▶ **EXERCISE BRIEF**:
Copy each line of the records that includes "Cookie".

▶ **DATA PROVIDED**:

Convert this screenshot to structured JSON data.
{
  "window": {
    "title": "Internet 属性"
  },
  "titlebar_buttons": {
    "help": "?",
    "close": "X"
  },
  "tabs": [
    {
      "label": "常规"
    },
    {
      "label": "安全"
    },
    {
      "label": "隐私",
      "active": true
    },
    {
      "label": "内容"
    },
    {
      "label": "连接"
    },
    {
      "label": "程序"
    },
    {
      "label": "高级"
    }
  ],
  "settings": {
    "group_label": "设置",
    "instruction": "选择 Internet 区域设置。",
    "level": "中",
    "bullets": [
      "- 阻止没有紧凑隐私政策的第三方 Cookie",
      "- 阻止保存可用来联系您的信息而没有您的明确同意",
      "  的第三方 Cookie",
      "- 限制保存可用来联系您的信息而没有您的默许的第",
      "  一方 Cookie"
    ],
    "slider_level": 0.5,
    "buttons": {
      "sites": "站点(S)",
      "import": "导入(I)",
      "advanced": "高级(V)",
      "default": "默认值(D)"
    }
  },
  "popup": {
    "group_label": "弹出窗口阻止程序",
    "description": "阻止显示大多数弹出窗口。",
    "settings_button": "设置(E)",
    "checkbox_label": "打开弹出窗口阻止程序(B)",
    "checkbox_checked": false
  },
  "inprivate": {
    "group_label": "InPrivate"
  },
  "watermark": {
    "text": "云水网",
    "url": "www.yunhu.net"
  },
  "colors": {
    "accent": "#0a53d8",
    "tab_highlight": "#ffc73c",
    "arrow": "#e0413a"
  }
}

▶ **YOUR SOLUTION**:
      "- 阻止没有紧凑隐私政策的第三方 Cookie",
      "  的第三方 Cookie",
      "  一方 Cookie"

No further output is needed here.